PROVIDED DATA →

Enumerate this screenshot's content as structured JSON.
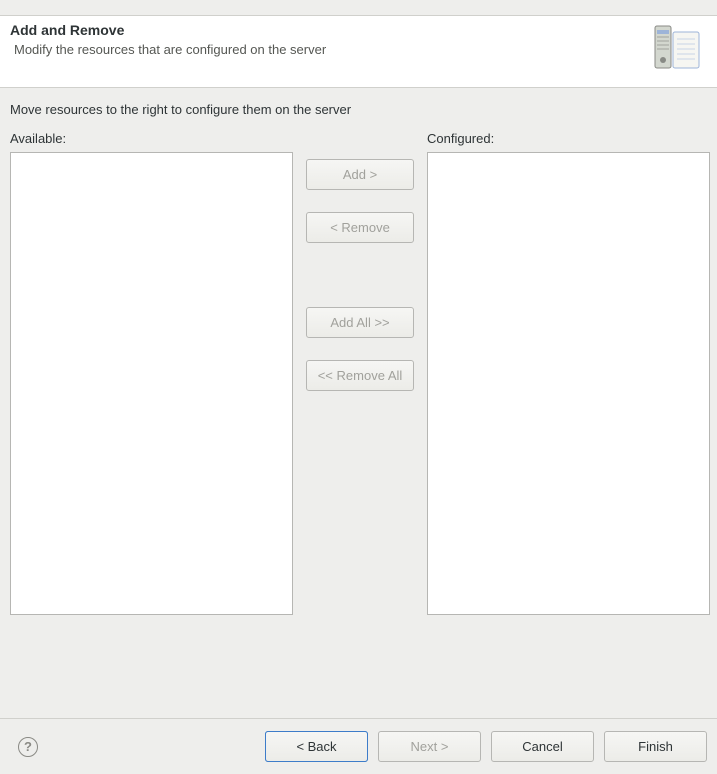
{
  "header": {
    "title": "Add and Remove",
    "subtitle": "Modify the resources that are configured on the server"
  },
  "content": {
    "instruction": "Move resources to the right to configure them on the server",
    "available_label": "Available:",
    "configured_label": "Configured:",
    "available_items": [],
    "configured_items": []
  },
  "buttons": {
    "add": "Add >",
    "remove": "< Remove",
    "add_all": "Add All >>",
    "remove_all": "<< Remove All",
    "back": "< Back",
    "next": "Next >",
    "cancel": "Cancel",
    "finish": "Finish"
  },
  "icons": {
    "help": "?"
  }
}
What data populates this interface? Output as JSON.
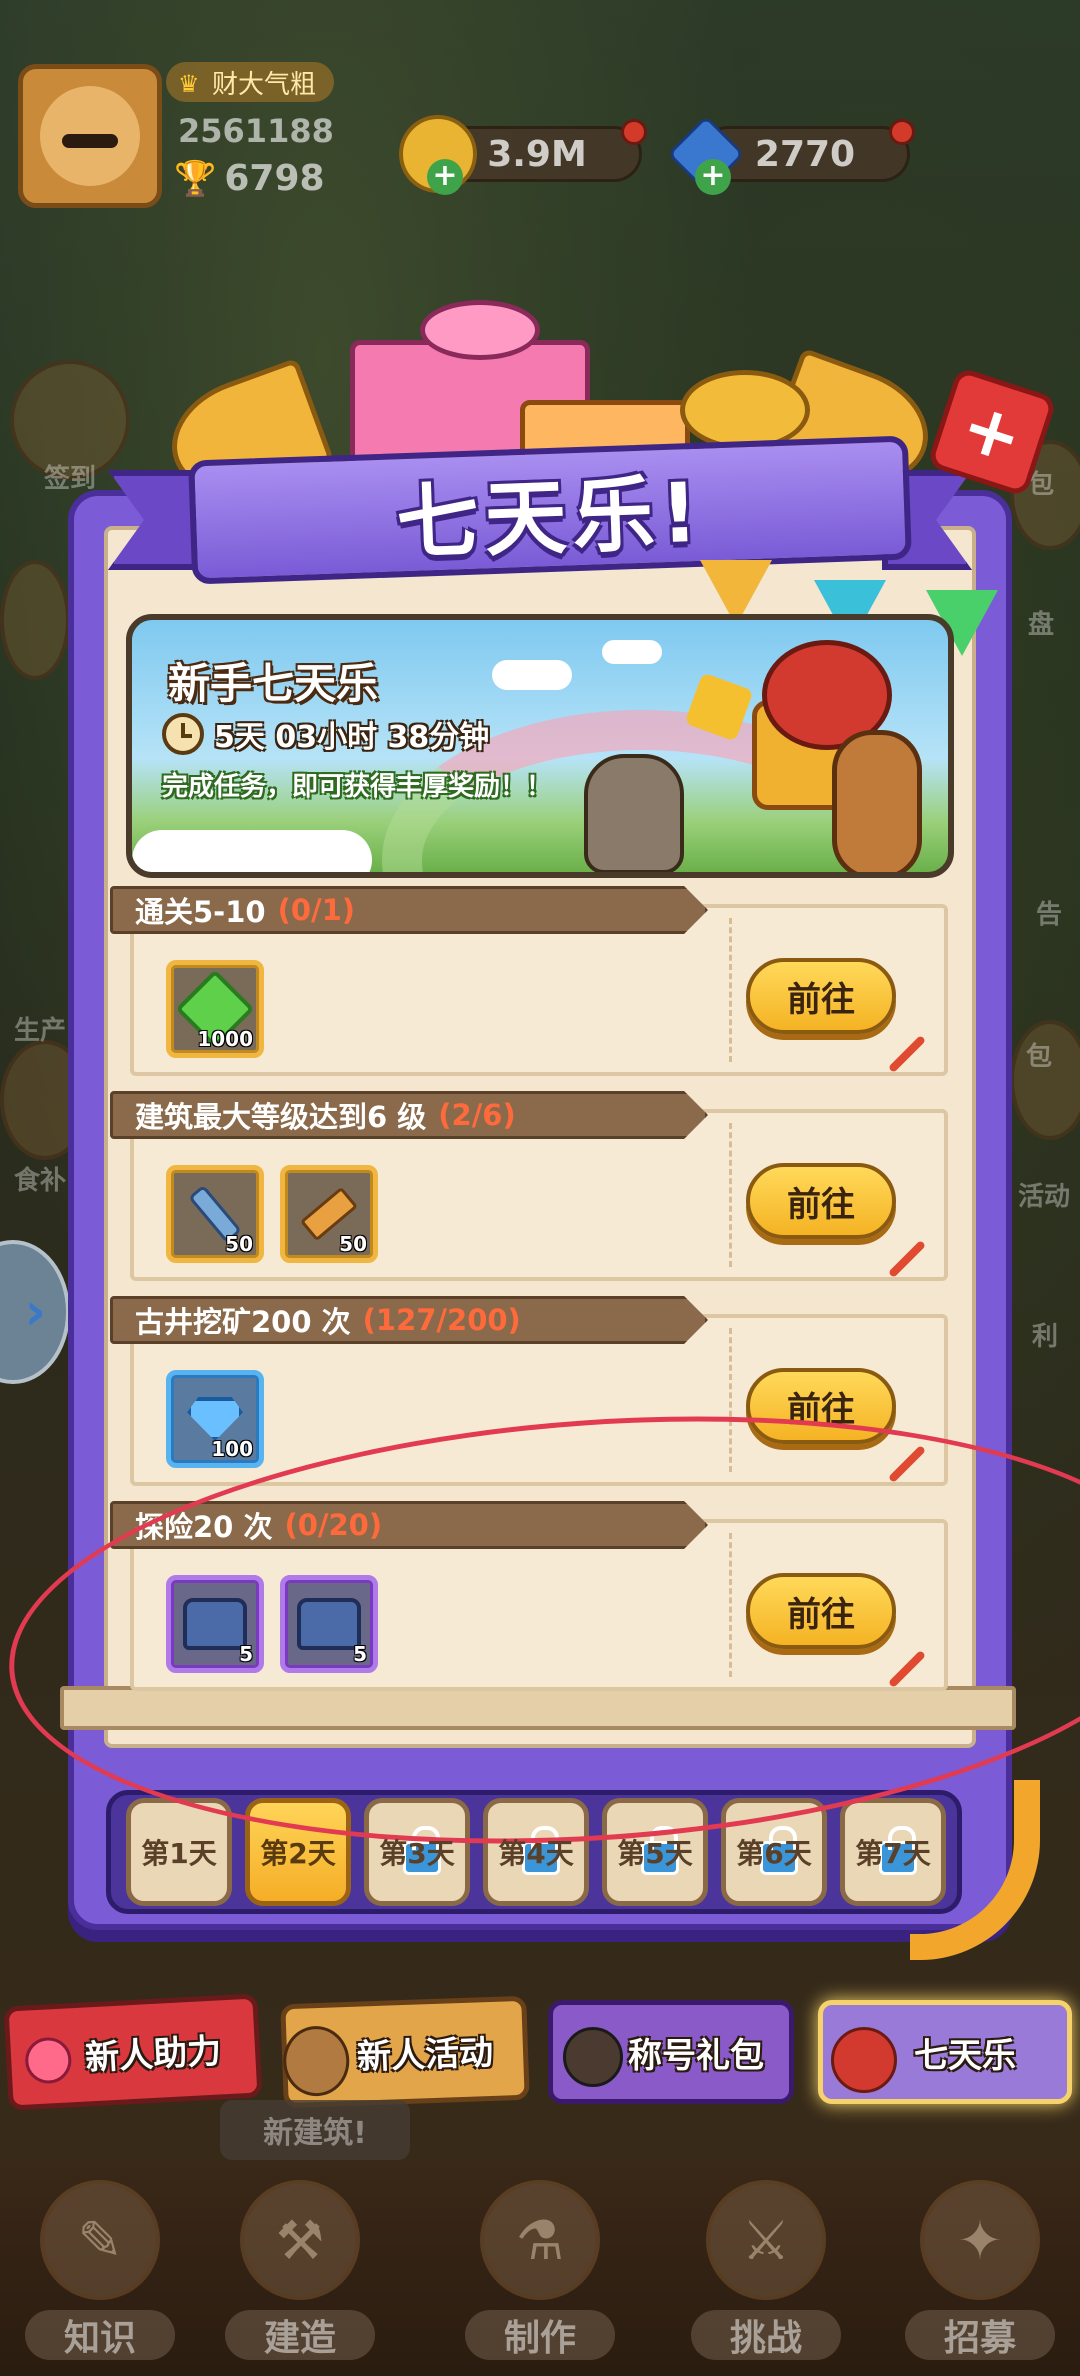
{
  "player": {
    "title": "财大气粗",
    "id": "2561188",
    "trophies": "6798"
  },
  "resources": {
    "gold": "3.9M",
    "gems": "2770"
  },
  "popup": {
    "banner_title": "七天乐!",
    "hero": {
      "title": "新手七天乐",
      "countdown": "5天 03小时 38分钟",
      "description": "完成任务，即可获得丰厚奖励！！"
    },
    "tasks": [
      {
        "name": "通关5-10",
        "progress": "(0/1)",
        "rewards": [
          {
            "icon": "green-gem-icon",
            "qty": "1000",
            "frame": "gold"
          }
        ],
        "button": "前往"
      },
      {
        "name": "建筑最大等级达到6 级",
        "progress": "(2/6)",
        "rewards": [
          {
            "icon": "screw-icon",
            "qty": "50",
            "frame": "gold"
          },
          {
            "icon": "hammer-icon",
            "qty": "50",
            "frame": "gold"
          }
        ],
        "button": "前往"
      },
      {
        "name": "古井挖矿200 次",
        "progress": "(127/200)",
        "rewards": [
          {
            "icon": "blue-diamond-icon",
            "qty": "100",
            "frame": "blue"
          }
        ],
        "button": "前往"
      },
      {
        "name": "探险20 次",
        "progress": "(0/20)",
        "rewards": [
          {
            "icon": "blue-chest-icon",
            "qty": "5",
            "frame": "purple"
          },
          {
            "icon": "blue-chest-icon",
            "qty": "5",
            "frame": "purple"
          }
        ],
        "button": "前往"
      }
    ],
    "days": [
      {
        "label": "第1天",
        "state": "done"
      },
      {
        "label": "第2天",
        "state": "active"
      },
      {
        "label": "第3天",
        "state": "locked"
      },
      {
        "label": "第4天",
        "state": "locked"
      },
      {
        "label": "第5天",
        "state": "locked"
      },
      {
        "label": "第6天",
        "state": "locked"
      },
      {
        "label": "第7天",
        "state": "locked"
      }
    ]
  },
  "promos": [
    {
      "label": "新人助力"
    },
    {
      "label": "新人活动"
    },
    {
      "label": "称号礼包"
    },
    {
      "label": "七天乐"
    }
  ],
  "nav": [
    {
      "label": "知识"
    },
    {
      "label": "建造"
    },
    {
      "label": "制作"
    },
    {
      "label": "挑战"
    },
    {
      "label": "招募"
    }
  ],
  "new_building_tag": "新建筑!",
  "side_labels": [
    "签到",
    "包",
    "盘",
    "生产",
    "食补",
    "包",
    "活动",
    "利",
    "告"
  ],
  "colors": {
    "panel_purple": "#7b5cd6",
    "panel_cream": "#f4e6cf",
    "button_yellow": "#f5b324",
    "progress_red": "#ff6a3c",
    "annotation_red": "#e23a50"
  }
}
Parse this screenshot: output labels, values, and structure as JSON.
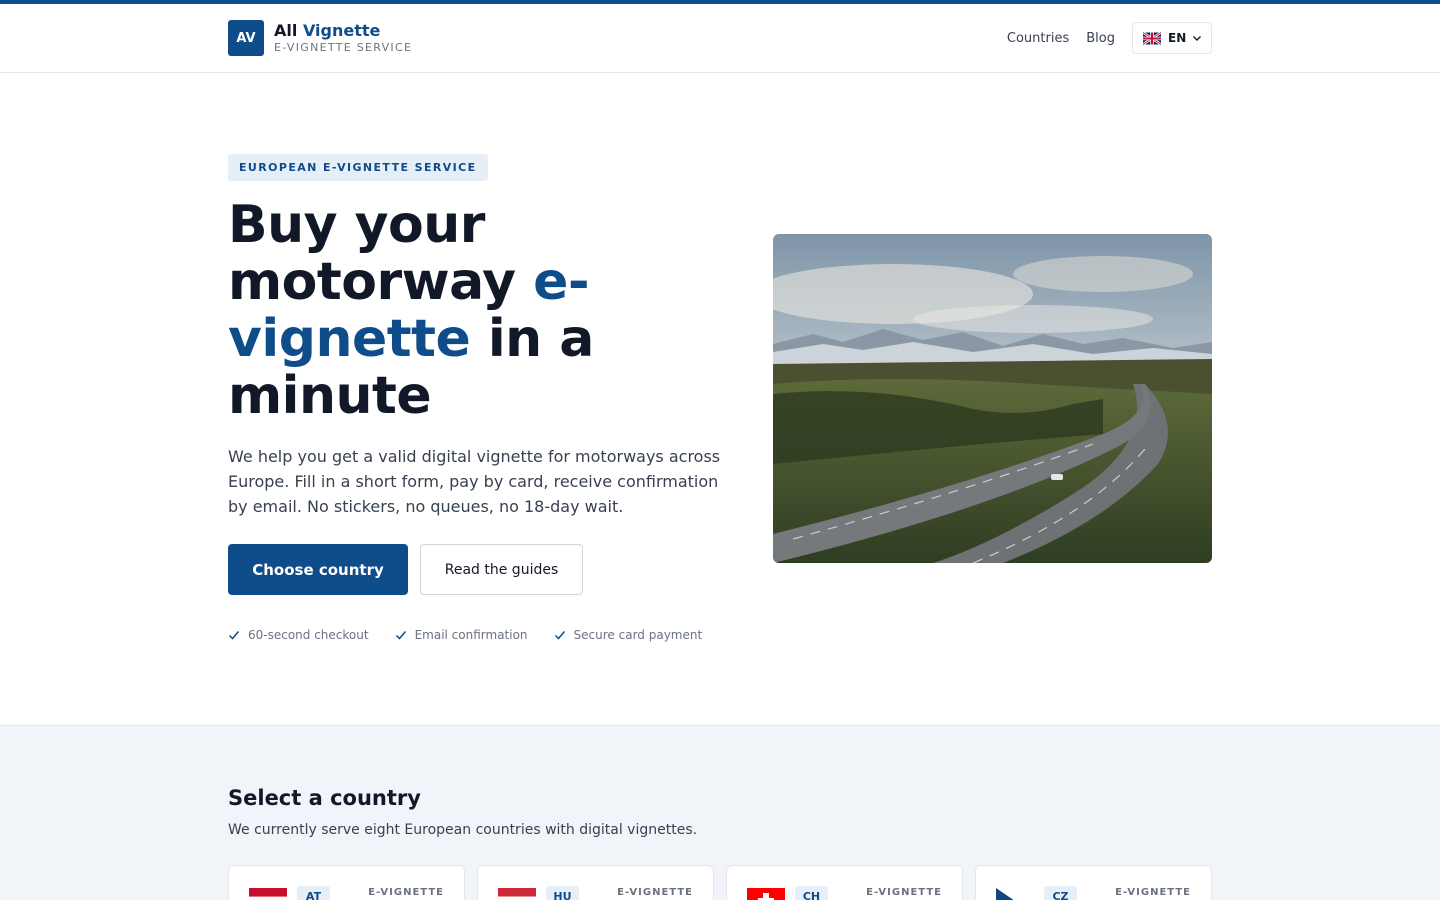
{
  "header": {
    "logo_badge": "AV",
    "logo_title_1": "All",
    "logo_title_2": "Vignette",
    "logo_subtitle": "E-VIGNETTE SERVICE",
    "nav": {
      "countries": "Countries",
      "blog": "Blog"
    },
    "language": {
      "code": "EN",
      "flag_icon": "uk-flag-icon"
    }
  },
  "hero": {
    "eyebrow": "EUROPEAN E-VIGNETTE SERVICE",
    "title_part1": "Buy your motorway ",
    "title_highlight": "e-vignette",
    "title_part2": " in a minute",
    "description": "We help you get a valid digital vignette for motorways across Europe. Fill in a short form, pay by card, receive confirmation by email. No stickers, no queues, no 18-day wait.",
    "primary_button": "Choose country",
    "secondary_button": "Read the guides",
    "features": [
      "60-second checkout",
      "Email confirmation",
      "Secure card payment"
    ]
  },
  "countries_section": {
    "title": "Select a country",
    "subtitle": "We currently serve eight European countries with digital vignettes.",
    "cards": [
      {
        "code": "AT",
        "type": "E-VIGNETTE"
      },
      {
        "code": "HU",
        "type": "E-VIGNETTE"
      },
      {
        "code": "CH",
        "type": "E-VIGNETTE"
      },
      {
        "code": "CZ",
        "type": "E-VIGNETTE"
      }
    ]
  },
  "colors": {
    "brand": "#0f4c8a",
    "text": "#111827",
    "muted": "#6b7280",
    "section_bg": "#f1f5f9"
  }
}
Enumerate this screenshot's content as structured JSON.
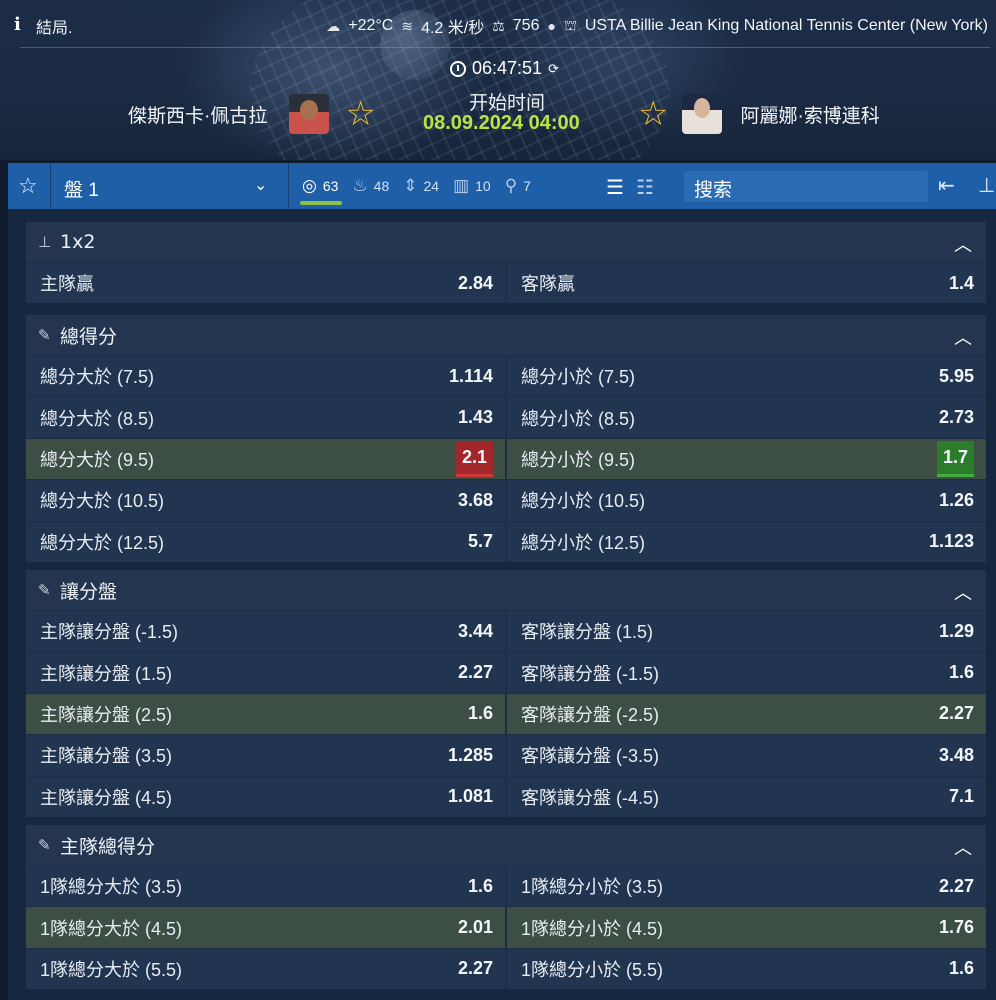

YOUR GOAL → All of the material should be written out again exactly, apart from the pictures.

RESPONSE TO THE TASK →
Enumerate this screenshot's content as structured JSON.
{
  "header": {
    "title": "Add and Remove",
    "subtitle": "Modify the resources that are configured on the server"
  },
  "content": {
    "instruction": "Move resources to the right to configure them on the server",
    "available_label": "Available:",
    "configured_label": "Configured:",
    "available_items": [],
    "configured_items": []
  },
  "buttons": {
    "add": "Add >",
    "remove": "< Remove",
    "add_all": "Add All >>",
    "remove_all": "<< Remove All",
    "back": "< Back",
    "next": "Next >",
    "cancel": "Cancel",
    "finish": "Finish"
  },
  "icons": {
    "help": "?"
  }
}
What data populates this interface? Output as JSON.
{
  "player": {
    "title": "财大气粗",
    "id": "2561188",
    "trophies": "6798"
  },
  "resources": {
    "gold": "3.9M",
    "gems": "2770"
  },
  "popup": {
    "banner_title": "七天乐!",
    "hero": {
      "title": "新手七天乐",
      "countdown": "5天 03小时 38分钟",
      "description": "完成任务，即可获得丰厚奖励！！"
    },
    "tasks": [
      {
        "name": "通关5-10",
        "progress": "(0/1)",
        "rewards": [
          {
            "icon": "green-gem-icon",
            "qty": "1000",
            "frame": "gold"
          }
        ],
        "button": "前往"
      },
      {
        "name": "建筑最大等级达到6 级",
        "progress": "(2/6)",
        "rewards": [
          {
            "icon": "screw-icon",
            "qty": "50",
            "frame": "gold"
          },
          {
            "icon": "hammer-icon",
            "qty": "50",
            "frame": "gold"
          }
        ],
        "button": "前往"
      },
      {
        "name": "古井挖矿200 次",
        "progress": "(127/200)",
        "rewards": [
          {
            "icon": "blue-diamond-icon",
            "qty": "100",
            "frame": "blue"
          }
        ],
        "button": "前往"
      },
      {
        "name": "探险20 次",
        "progress": "(0/20)",
        "rewards": [
          {
            "icon": "blue-chest-icon",
            "qty": "5",
            "frame": "purple"
          },
          {
            "icon": "blue-chest-icon",
            "qty": "5",
            "frame": "purple"
          }
        ],
        "button": "前往"
      }
    ],
    "days": [
      {
        "label": "第1天",
        "state": "done"
      },
      {
        "label": "第2天",
        "state": "active"
      },
      {
        "label": "第3天",
        "state": "locked"
      },
      {
        "label": "第4天",
        "state": "locked"
      },
      {
        "label": "第5天",
        "state": "locked"
      },
      {
        "label": "第6天",
        "state": "locked"
      },
      {
        "label": "第7天",
        "state": "locked"
      }
    ]
  },
  "promos": [
    {
      "label": "新人助力"
    },
    {
      "label": "新人活动"
    },
    {
      "label": "称号礼包"
    },
    {
      "label": "七天乐"
    }
  ],
  "nav": [
    {
      "label": "知识"
    },
    {
      "label": "建造"
    },
    {
      "label": "制作"
    },
    {
      "label": "挑战"
    },
    {
      "label": "招募"
    }
  ],
  "new_building_tag": "新建筑!",
  "side_labels": [
    "签到",
    "包",
    "盘",
    "生产",
    "食补",
    "包",
    "活动",
    "利",
    "告"
  ],
  "colors": {
    "panel_purple": "#7b5cd6",
    "panel_cream": "#f4e6cf",
    "button_yellow": "#f5b324",
    "progress_red": "#ff6a3c",
    "annotation_red": "#e23a50"
  }
}
Parse this screenshot: output labels, values, and structure as JSON.
{
  "header": {
    "logo_badge": "AV",
    "logo_title_1": "All",
    "logo_title_2": "Vignette",
    "logo_subtitle": "E-VIGNETTE SERVICE",
    "nav": {
      "countries": "Countries",
      "blog": "Blog"
    },
    "language": {
      "code": "EN",
      "flag_icon": "uk-flag-icon"
    }
  },
  "hero": {
    "eyebrow": "EUROPEAN E-VIGNETTE SERVICE",
    "title_part1": "Buy your motorway ",
    "title_highlight": "e-vignette",
    "title_part2": " in a minute",
    "description": "We help you get a valid digital vignette for motorways across Europe. Fill in a short form, pay by card, receive confirmation by email. No stickers, no queues, no 18-day wait.",
    "primary_button": "Choose country",
    "secondary_button": "Read the guides",
    "features": [
      "60-second checkout",
      "Email confirmation",
      "Secure card payment"
    ]
  },
  "countries_section": {
    "title": "Select a country",
    "subtitle": "We currently serve eight European countries with digital vignettes.",
    "cards": [
      {
        "code": "AT",
        "type": "E-VIGNETTE"
      },
      {
        "code": "HU",
        "type": "E-VIGNETTE"
      },
      {
        "code": "CH",
        "type": "E-VIGNETTE"
      },
      {
        "code": "CZ",
        "type": "E-VIGNETTE"
      }
    ]
  },
  "colors": {
    "brand": "#0f4c8a",
    "text": "#111827",
    "muted": "#6b7280",
    "section_bg": "#f1f5f9"
  }
}
Enumerate this screenshot's content as structured JSON.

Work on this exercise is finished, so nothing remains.